Effects of Bullying
Those that experience bullying may feel the need to commit suicide. They may become bullies themselves as bullying can make a person with low self-esteem feel important and strong. “The main attraction of bullying is that it enhances the bully’s self-image, which is likely to be particularly important for pupils who have a low self-esteem” (Kyriacou, 2003, p. 20). Victims of bullying can develop trust issues with others and have problems socializing. Whatever happened to the victim can then translate to problems in that person’s life from altered performance in school to experiencing mental and physical health problems (Kyriacou, 2003). Bullying can and does have a profound and deep impact on the psyche of the victim.
In conclusion, bullying is a complex issue. It has various forms. Verbal and physical bullying are direct forms of bullying that involve teasing or hitting a bullying victim. Relational and cyberbullying are indirect forms of bullying that consist of isolating someone from a social group or harassing them online. Whatever the form of bullying, it can deeply affect the person bullied. Many that are bullied commit suicide. The ones that do not commit suicide have an altered view of the world. To stop bullying, it is important to recognize the signs, to make bullying a thing of the past, not the present or future.
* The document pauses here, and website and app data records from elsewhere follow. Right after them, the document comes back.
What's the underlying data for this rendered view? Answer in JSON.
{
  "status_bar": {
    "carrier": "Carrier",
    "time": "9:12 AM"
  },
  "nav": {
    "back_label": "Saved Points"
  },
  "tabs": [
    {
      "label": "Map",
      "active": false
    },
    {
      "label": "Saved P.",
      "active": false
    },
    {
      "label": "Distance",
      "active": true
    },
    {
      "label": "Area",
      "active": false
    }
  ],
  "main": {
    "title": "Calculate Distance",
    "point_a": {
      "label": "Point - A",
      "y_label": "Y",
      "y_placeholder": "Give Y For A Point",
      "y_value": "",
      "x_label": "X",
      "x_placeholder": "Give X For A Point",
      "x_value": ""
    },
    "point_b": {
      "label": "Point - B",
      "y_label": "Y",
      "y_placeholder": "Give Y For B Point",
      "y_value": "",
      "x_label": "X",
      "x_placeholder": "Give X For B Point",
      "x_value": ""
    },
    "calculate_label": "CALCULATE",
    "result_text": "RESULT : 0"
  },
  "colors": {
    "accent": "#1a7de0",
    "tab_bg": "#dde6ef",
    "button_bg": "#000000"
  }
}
Davies, K. (2013, March 6). Bailey O’Neill: Boy who died after schoolyard bully attack was punched 3 times in the face and refused to hit back | Daily Mail Online. Retrieved from http://www.dailymail.co.uk/news/article-2289093/Bailey-ONeill-Boy-died-schoolyard-bully-attack-punched-3-times-face-refused-hit-back.html
Heinrichs, R., & Myles, B. S. (2003). Perfect targets: Asperger syndrome and bullying ; practical solutions for surviving the social world. Shawnee Mission, Kan: Autism Asperger Pub.
Hendricks, V. F., & Hansen, P. G. (2014). Infostorms: How to Take Information Punches and Save Democracy. Cham.
Kyriacou, C. (2003). Helping troubled pupils. Cheltenham: Nelson Thornes.
Macklem, G. L. (2010). Bullying and teasing: Social power in children’s groups. New York: Springer.
Ryan, P. K. (2012). Online bullying. New York: Rosen.
Zins, J. E., Elias, M. J., Maher, C. A., & Wiggins, L. (2007). Bullying, victimization, and peer harassment: A handbook of prevention and intervention. Psychology Press.
Tips for Writing
Abstracts should be written last. Once all parts of the essay are constructed, then write the abstract. The abstract is a quick recap of the entire essay that is meant to pique the interest of the reader. Keep that in mind when writing. The same can be said of a thesis. Often the right thesis comes from progress in the topic. Once someone understands what the topic comprises of, it is easier to design a thesis that will help the reader see what is in store in the body of the essay.
The topic of bullying was not so hard to tackle, was it? We hope this bullying essay helps you develop your own amazing and insightful writing. Sure, some tasks can seem daunting, especially if you do not have a guide to help you. But here there are guides and essays that can point you in the right direction. All you need is a little push and some good examples.